Purdue University, West Lafayette, Indiana, USA
Design-Optimization with a Limited Data-Budget
School of Electrical and Computer Engineering, Purdue University
Ilias Bilionis and Piyush Pandita
School of Mechanical Engineering, Purdue University
Design-optimization with realistic computer codes is a ubiquitously challenging task. Typically, we have to execute thousands of simulations in order to achieve a globally optimum design. However, since realistic models may take hours or even days to complete a single simulation, global optimization is infeasible for all but the simplest models. We are necessarily limited to just a handful of simulations. Bayesian global optimization (BGO) is a computational framework built upon Gaussian process regression that allows us to actively select which simulations to make in order to reach our objective or its gradients. It only assumes that the objective is measurable at any given design point either experimentally or via a computer simulation. We have implemented BGO in Python and created a nanoHUB tool that applies the concept to the problem of the structure determination of an arbitrary cluster of atoms. The tool works as follows: First, it generates an initial data pool consisting of random structures and their associated energies as well as a test design pool consisting of structures that will be tested for optimality.

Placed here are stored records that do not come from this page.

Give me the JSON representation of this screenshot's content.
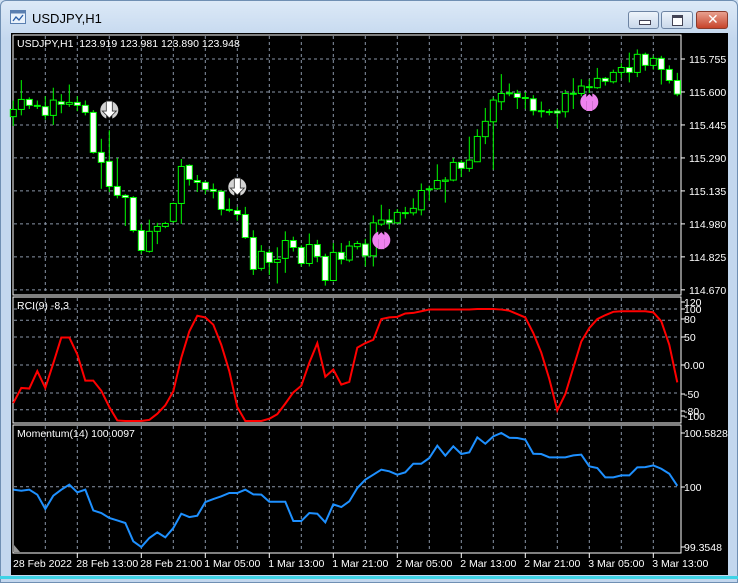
{
  "window": {
    "title": "USDJPY,H1",
    "buttons": {
      "minimize": "minimize",
      "maximize": "maximize",
      "close": "close"
    }
  },
  "colors": {
    "background": "#000000",
    "grid": "#8a96a8",
    "bull_candle": "#00ff00",
    "bear_candle_fill": "#ffffff",
    "rci_line": "#ff0000",
    "momentum_line": "#1e90ff",
    "axis_text": "#ffffff",
    "signal_up": "#ee82ee",
    "signal_down": "#d3d3d3"
  },
  "main_panel": {
    "header": "USDJPY,H1  123.919 123.981 123.890 123.948",
    "price_labels": [
      "115.755",
      "115.600",
      "115.445",
      "115.290",
      "115.135",
      "114.980",
      "114.825",
      "114.670"
    ]
  },
  "rci_panel": {
    "header": "RCI(9) -8,3",
    "labels": [
      "120",
      "100",
      "80",
      "50",
      "0.00",
      "-50",
      "-80",
      "-100"
    ]
  },
  "momentum_panel": {
    "header": "Momentum(14) 100.0097",
    "labels": [
      "100.5828",
      "100",
      "99.3548"
    ]
  },
  "time_labels": [
    "28 Feb 2022",
    "28 Feb 13:00",
    "28 Feb 21:00",
    "1 Mar 05:00",
    "1 Mar 13:00",
    "1 Mar 21:00",
    "2 Mar 05:00",
    "2 Mar 13:00",
    "2 Mar 21:00",
    "3 Mar 05:00",
    "3 Mar 13:00"
  ],
  "chart_data": [
    {
      "type": "candlestick",
      "symbol": "USDJPY",
      "timeframe": "H1",
      "ylim": [
        114.64,
        115.855
      ],
      "ohlc": [
        [
          115.484,
          115.56,
          115.44,
          115.518
        ],
        [
          115.518,
          115.656,
          115.49,
          115.565
        ],
        [
          115.565,
          115.575,
          115.52,
          115.537
        ],
        [
          115.537,
          115.56,
          115.52,
          115.534
        ],
        [
          115.531,
          115.58,
          115.47,
          115.49
        ],
        [
          115.49,
          115.62,
          115.445,
          115.562
        ],
        [
          115.554,
          115.59,
          115.5,
          115.542
        ],
        [
          115.542,
          115.635,
          115.53,
          115.551
        ],
        [
          115.551,
          115.58,
          115.51,
          115.537
        ],
        [
          115.537,
          115.56,
          115.49,
          115.504
        ],
        [
          115.504,
          115.515,
          115.31,
          115.316
        ],
        [
          115.316,
          115.38,
          115.145,
          115.269
        ],
        [
          115.274,
          115.42,
          115.13,
          115.156
        ],
        [
          115.156,
          115.29,
          115.1,
          115.114
        ],
        [
          115.114,
          115.12,
          114.97,
          115.104
        ],
        [
          115.104,
          115.11,
          114.94,
          114.949
        ],
        [
          114.949,
          114.98,
          114.84,
          114.855
        ],
        [
          114.851,
          115.0,
          114.845,
          114.945
        ],
        [
          114.945,
          114.985,
          114.885,
          114.968
        ],
        [
          114.968,
          114.99,
          114.96,
          114.982
        ],
        [
          114.992,
          115.08,
          114.985,
          115.076
        ],
        [
          115.076,
          115.285,
          114.98,
          115.25
        ],
        [
          115.255,
          115.26,
          115.16,
          115.189
        ],
        [
          115.184,
          115.21,
          115.13,
          115.175
        ],
        [
          115.175,
          115.18,
          115.12,
          115.142
        ],
        [
          115.142,
          115.17,
          115.1,
          115.133
        ],
        [
          115.133,
          115.14,
          115.02,
          115.048
        ],
        [
          115.048,
          115.1,
          115.035,
          115.045
        ],
        [
          115.043,
          115.06,
          114.995,
          115.024
        ],
        [
          115.024,
          115.06,
          114.91,
          114.916
        ],
        [
          114.916,
          114.95,
          114.74,
          114.766
        ],
        [
          114.771,
          114.88,
          114.76,
          114.851
        ],
        [
          114.846,
          114.86,
          114.74,
          114.799
        ],
        [
          114.799,
          114.87,
          114.7,
          114.813
        ],
        [
          114.818,
          114.945,
          114.75,
          114.902
        ],
        [
          114.902,
          114.92,
          114.85,
          114.869
        ],
        [
          114.869,
          114.88,
          114.78,
          114.794
        ],
        [
          114.794,
          114.935,
          114.78,
          114.883
        ],
        [
          114.883,
          114.905,
          114.8,
          114.827
        ],
        [
          114.827,
          114.84,
          114.69,
          114.714
        ],
        [
          114.714,
          114.89,
          114.71,
          114.846
        ],
        [
          114.846,
          114.89,
          114.79,
          114.813
        ],
        [
          114.81,
          114.9,
          114.8,
          114.876
        ],
        [
          114.873,
          114.9,
          114.86,
          114.888
        ],
        [
          114.885,
          114.91,
          114.78,
          114.83
        ],
        [
          114.83,
          115.02,
          114.78,
          114.985
        ],
        [
          114.979,
          115.07,
          114.97,
          114.998
        ],
        [
          114.998,
          115.05,
          114.955,
          114.985
        ],
        [
          114.985,
          115.05,
          114.98,
          115.034
        ],
        [
          115.03,
          115.06,
          115.005,
          115.033
        ],
        [
          115.032,
          115.1,
          115.02,
          115.053
        ],
        [
          115.046,
          115.17,
          115.02,
          115.137
        ],
        [
          115.14,
          115.16,
          115.09,
          115.145
        ],
        [
          115.145,
          115.26,
          115.14,
          115.184
        ],
        [
          115.18,
          115.2,
          115.08,
          115.186
        ],
        [
          115.186,
          115.29,
          115.18,
          115.269
        ],
        [
          115.269,
          115.28,
          115.2,
          115.241
        ],
        [
          115.241,
          115.39,
          115.225,
          115.28
        ],
        [
          115.272,
          115.425,
          115.27,
          115.391
        ],
        [
          115.39,
          115.525,
          115.355,
          115.462
        ],
        [
          115.46,
          115.575,
          115.235,
          115.562
        ],
        [
          115.554,
          115.684,
          115.515,
          115.593
        ],
        [
          115.593,
          115.64,
          115.58,
          115.596
        ],
        [
          115.593,
          115.61,
          115.52,
          115.574
        ],
        [
          115.574,
          115.6,
          115.52,
          115.573
        ],
        [
          115.568,
          115.585,
          115.49,
          115.512
        ],
        [
          115.512,
          115.555,
          115.48,
          115.51
        ],
        [
          115.507,
          115.52,
          115.49,
          115.508
        ],
        [
          115.51,
          115.52,
          115.43,
          115.501
        ],
        [
          115.507,
          115.61,
          115.48,
          115.593
        ],
        [
          115.593,
          115.665,
          115.52,
          115.594
        ],
        [
          115.593,
          115.66,
          115.58,
          115.628
        ],
        [
          115.625,
          115.66,
          115.575,
          115.625
        ],
        [
          115.62,
          115.713,
          115.615,
          115.664
        ],
        [
          115.664,
          115.67,
          115.63,
          115.65
        ],
        [
          115.648,
          115.705,
          115.64,
          115.692
        ],
        [
          115.692,
          115.735,
          115.665,
          115.715
        ],
        [
          115.715,
          115.785,
          115.645,
          115.692
        ],
        [
          115.692,
          115.8,
          115.67,
          115.777
        ],
        [
          115.777,
          115.785,
          115.7,
          115.725
        ],
        [
          115.725,
          115.77,
          115.705,
          115.758
        ],
        [
          115.758,
          115.77,
          115.635,
          115.706
        ],
        [
          115.706,
          115.725,
          115.64,
          115.654
        ],
        [
          115.654,
          115.69,
          115.58,
          115.59
        ]
      ],
      "signals": [
        {
          "bar": 12,
          "price": 115.515,
          "direction": "down"
        },
        {
          "bar": 28,
          "price": 115.153,
          "direction": "down"
        },
        {
          "bar": 46,
          "price": 114.904,
          "direction": "up"
        },
        {
          "bar": 72,
          "price": 115.553,
          "direction": "up"
        }
      ]
    },
    {
      "type": "line",
      "name": "RCI(9)",
      "ylim": [
        -103,
        121
      ],
      "levels": [
        100,
        80,
        50,
        0,
        -50,
        -80
      ],
      "values": [
        -68,
        -41,
        -42,
        -11,
        -41,
        3,
        49,
        49,
        19,
        -28,
        -28,
        -46,
        -75,
        -99,
        -100,
        -100,
        -100,
        -98,
        -87,
        -72,
        -47,
        13,
        60,
        88,
        85,
        72,
        36,
        -11,
        -75,
        -100,
        -100,
        -100,
        -96,
        -88,
        -69,
        -49,
        -37,
        4,
        39,
        -21,
        -8,
        -35,
        -30,
        31,
        39,
        45,
        82,
        85,
        86,
        92,
        93,
        96,
        99,
        99,
        99,
        99,
        99,
        99,
        100,
        100,
        100,
        99,
        97,
        91,
        85,
        57,
        22,
        -25,
        -81,
        -52,
        -5,
        42,
        66,
        82,
        89,
        95,
        96,
        96,
        96,
        96,
        94,
        78,
        36,
        -31
      ]
    },
    {
      "type": "line",
      "name": "Momentum(14)",
      "ylim": [
        99.3548,
        100.5828
      ],
      "levels": [
        100
      ],
      "values": [
        99.968,
        99.957,
        99.968,
        99.914,
        99.759,
        99.903,
        99.968,
        100.022,
        99.939,
        99.968,
        99.744,
        99.716,
        99.662,
        99.636,
        99.608,
        99.41,
        99.348,
        99.446,
        99.507,
        99.453,
        99.554,
        99.708,
        99.672,
        99.687,
        99.834,
        99.867,
        99.896,
        99.932,
        99.932,
        99.968,
        99.917,
        99.914,
        99.838,
        99.838,
        99.838,
        99.629,
        99.629,
        99.716,
        99.708,
        99.615,
        99.809,
        99.78,
        99.842,
        99.986,
        100.076,
        100.13,
        100.184,
        100.166,
        100.13,
        100.155,
        100.248,
        100.248,
        100.31,
        100.443,
        100.335,
        100.436,
        100.353,
        100.371,
        100.533,
        100.464,
        100.544,
        100.58,
        100.529,
        100.526,
        100.508,
        100.356,
        100.353,
        100.317,
        100.317,
        100.317,
        100.338,
        100.346,
        100.22,
        100.202,
        100.101,
        100.101,
        100.122,
        100.122,
        100.209,
        100.212,
        100.23,
        100.194,
        100.14,
        100.0097
      ]
    }
  ]
}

Then, it constructs a Gaussian process model of the energy surface and employs BGO to find the minimum energy cluster among the test pool. The process runs until either the maximum expected improvement of future simulations falls below a threshold or the number of maximum iterations is reached.
Gaussian Process, Bayesian Global Optimization, Limited Data-budget, GUI
1. Donald Jones.(2001) A Taxonomy of Global Optimization Methods Based on Response Surfaces. Kluwer Academic Publishers.
2. Donald Jones & Matthlas Schonlau.(1998) Efficient Global Optimization of Expensive, Black-Box Function. Kluwer Academic Publishers.
3. Atomistic simulation environment
4. Gaussian Processes framework in Python (GPy).
5. Carl Edward Rasmussen, & Christopher K. I. Williams. (2006) Gaussian Processes for Machine Learning. Massachusetts Institute of Technology. [Online] Available: http://www.gaussianprocess.org/gpml/chapters/
6. Bilionis, Ilias. (2015) Multivariate Normal Probability Density. Purdue University.[Online] Available: http://nbviewer.ipython.org/github/rohitkt10/scientific-computing-under-uncertainty/blob/master/multivariate_normal.ipynb
7. Bilionis, Ilias. (2015) Gaussian Processes. Purdue University.[Online] Available: http://nbviewer.ipython.org/github/rohitkt10/scientific-computing-under-uncertainty/blob/master/gaussian_processes.ipynb